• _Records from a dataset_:
━━━━━━━━━━━━━━━━━━━━━━━━━━━━━━

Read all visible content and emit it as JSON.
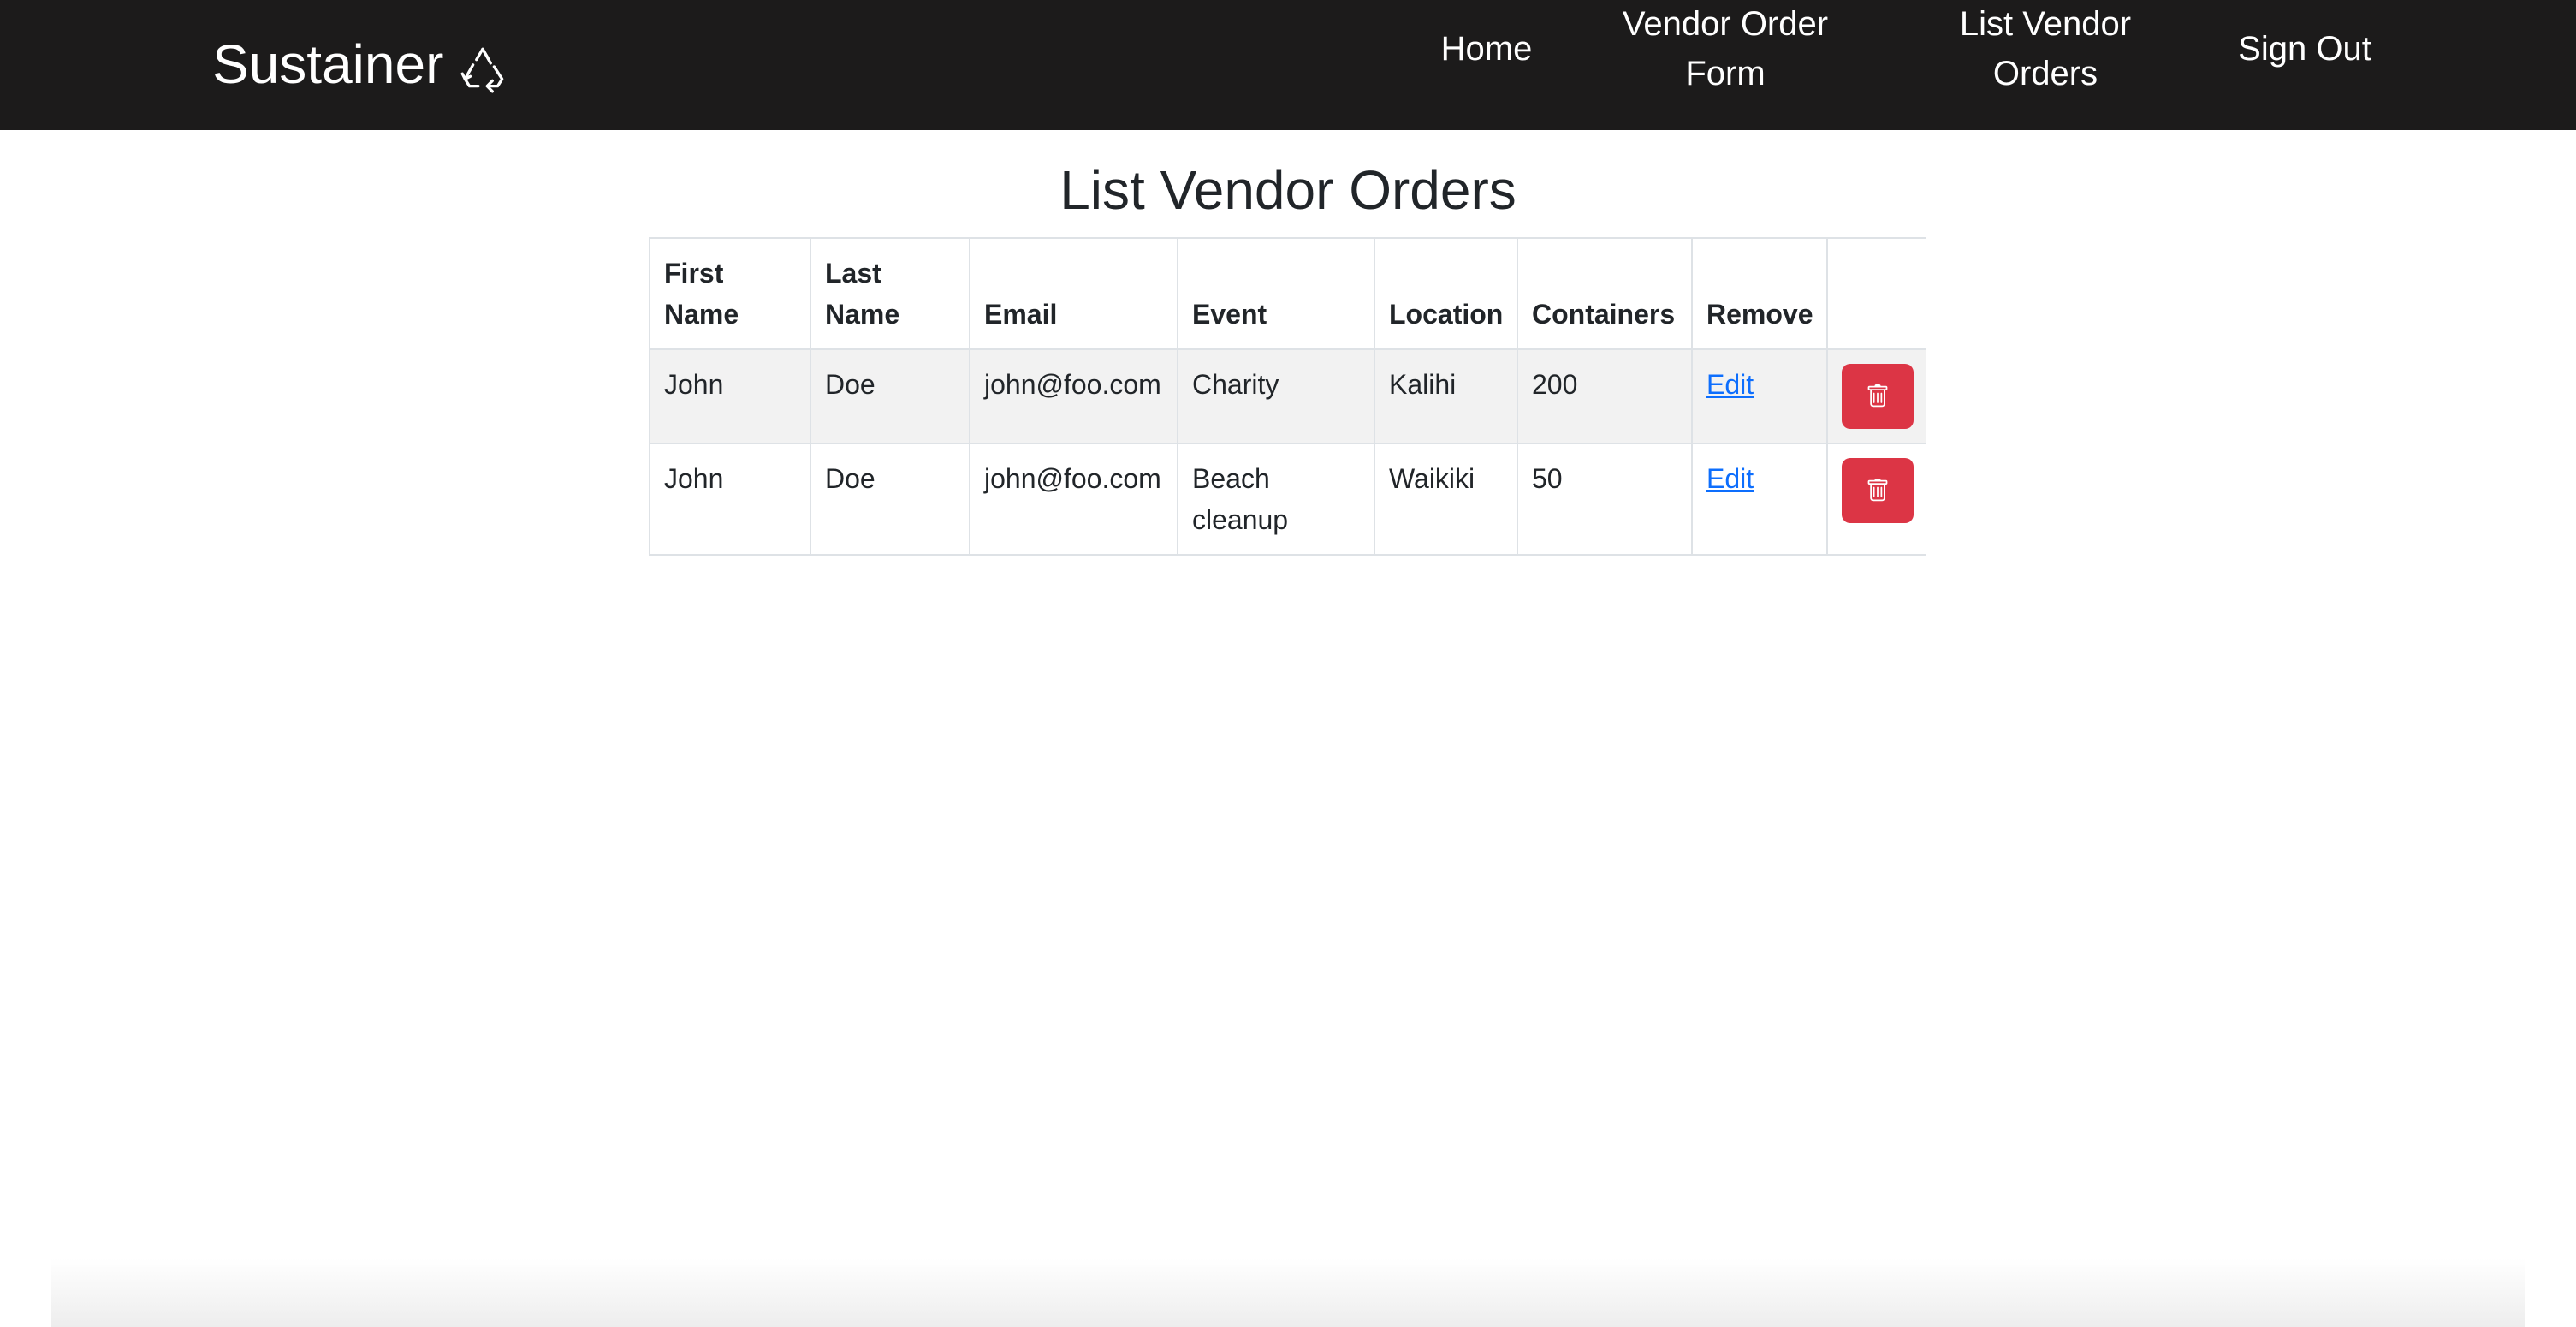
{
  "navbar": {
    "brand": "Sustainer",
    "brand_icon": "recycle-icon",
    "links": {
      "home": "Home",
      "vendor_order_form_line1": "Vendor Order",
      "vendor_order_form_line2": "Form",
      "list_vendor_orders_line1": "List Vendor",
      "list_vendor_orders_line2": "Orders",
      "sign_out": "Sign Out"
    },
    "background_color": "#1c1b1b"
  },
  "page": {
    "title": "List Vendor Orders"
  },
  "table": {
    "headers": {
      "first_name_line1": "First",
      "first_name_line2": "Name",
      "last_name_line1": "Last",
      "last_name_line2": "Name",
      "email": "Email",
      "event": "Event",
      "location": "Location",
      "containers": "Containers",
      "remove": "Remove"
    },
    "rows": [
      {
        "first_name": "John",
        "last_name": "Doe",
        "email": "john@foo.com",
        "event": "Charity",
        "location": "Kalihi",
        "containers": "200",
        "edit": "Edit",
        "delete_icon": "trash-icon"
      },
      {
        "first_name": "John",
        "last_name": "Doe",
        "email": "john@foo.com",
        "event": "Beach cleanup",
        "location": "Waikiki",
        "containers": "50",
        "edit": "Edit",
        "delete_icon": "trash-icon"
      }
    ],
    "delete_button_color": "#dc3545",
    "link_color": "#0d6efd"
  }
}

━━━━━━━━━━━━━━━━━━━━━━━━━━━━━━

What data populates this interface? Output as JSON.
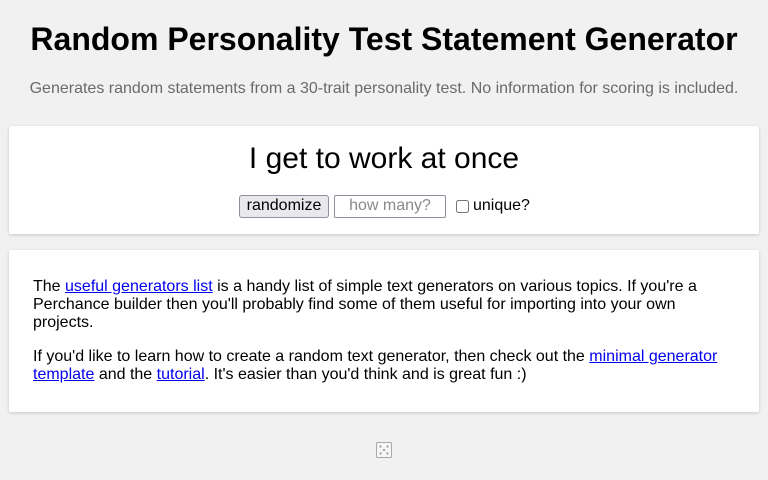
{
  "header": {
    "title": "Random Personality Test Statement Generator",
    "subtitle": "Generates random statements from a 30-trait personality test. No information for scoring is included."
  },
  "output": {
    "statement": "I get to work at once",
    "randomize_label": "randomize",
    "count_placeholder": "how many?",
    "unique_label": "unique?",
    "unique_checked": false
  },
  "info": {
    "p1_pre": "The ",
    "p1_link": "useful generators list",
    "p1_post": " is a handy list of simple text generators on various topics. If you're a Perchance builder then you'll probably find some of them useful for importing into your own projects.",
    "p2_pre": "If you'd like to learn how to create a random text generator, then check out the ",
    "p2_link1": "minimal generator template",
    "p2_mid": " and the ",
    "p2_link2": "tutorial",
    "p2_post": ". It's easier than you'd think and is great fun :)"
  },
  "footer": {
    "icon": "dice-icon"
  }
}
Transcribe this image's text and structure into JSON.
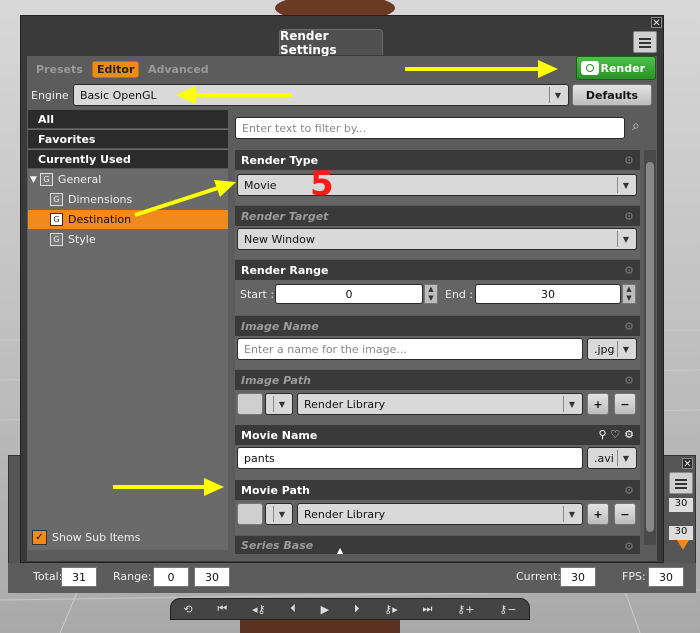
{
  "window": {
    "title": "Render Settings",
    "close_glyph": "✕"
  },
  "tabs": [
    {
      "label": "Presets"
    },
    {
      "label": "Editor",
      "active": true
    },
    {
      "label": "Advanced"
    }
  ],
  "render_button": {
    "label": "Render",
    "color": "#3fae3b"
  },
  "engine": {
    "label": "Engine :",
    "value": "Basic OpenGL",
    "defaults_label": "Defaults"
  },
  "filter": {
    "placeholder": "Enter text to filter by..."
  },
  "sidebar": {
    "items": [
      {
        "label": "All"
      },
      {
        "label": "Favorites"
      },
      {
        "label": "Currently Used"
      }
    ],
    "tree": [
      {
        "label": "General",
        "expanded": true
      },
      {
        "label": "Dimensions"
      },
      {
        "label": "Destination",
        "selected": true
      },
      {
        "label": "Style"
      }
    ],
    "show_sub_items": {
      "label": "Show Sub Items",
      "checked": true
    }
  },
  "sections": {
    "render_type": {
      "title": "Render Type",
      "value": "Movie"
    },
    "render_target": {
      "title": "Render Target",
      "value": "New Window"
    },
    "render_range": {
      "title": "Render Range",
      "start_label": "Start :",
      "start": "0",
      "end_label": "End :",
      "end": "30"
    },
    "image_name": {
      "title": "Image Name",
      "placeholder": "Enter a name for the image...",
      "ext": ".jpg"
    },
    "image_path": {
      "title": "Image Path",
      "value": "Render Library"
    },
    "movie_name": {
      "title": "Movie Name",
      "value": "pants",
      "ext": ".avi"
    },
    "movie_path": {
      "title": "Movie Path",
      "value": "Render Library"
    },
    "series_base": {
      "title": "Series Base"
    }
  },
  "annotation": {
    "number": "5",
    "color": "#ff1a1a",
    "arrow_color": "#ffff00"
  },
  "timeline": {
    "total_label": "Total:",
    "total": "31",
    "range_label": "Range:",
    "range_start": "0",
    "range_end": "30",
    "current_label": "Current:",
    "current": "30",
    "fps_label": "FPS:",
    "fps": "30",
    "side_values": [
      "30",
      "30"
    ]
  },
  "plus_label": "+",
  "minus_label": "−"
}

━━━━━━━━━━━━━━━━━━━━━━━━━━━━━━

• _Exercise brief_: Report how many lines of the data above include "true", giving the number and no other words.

• _Answer section_: 4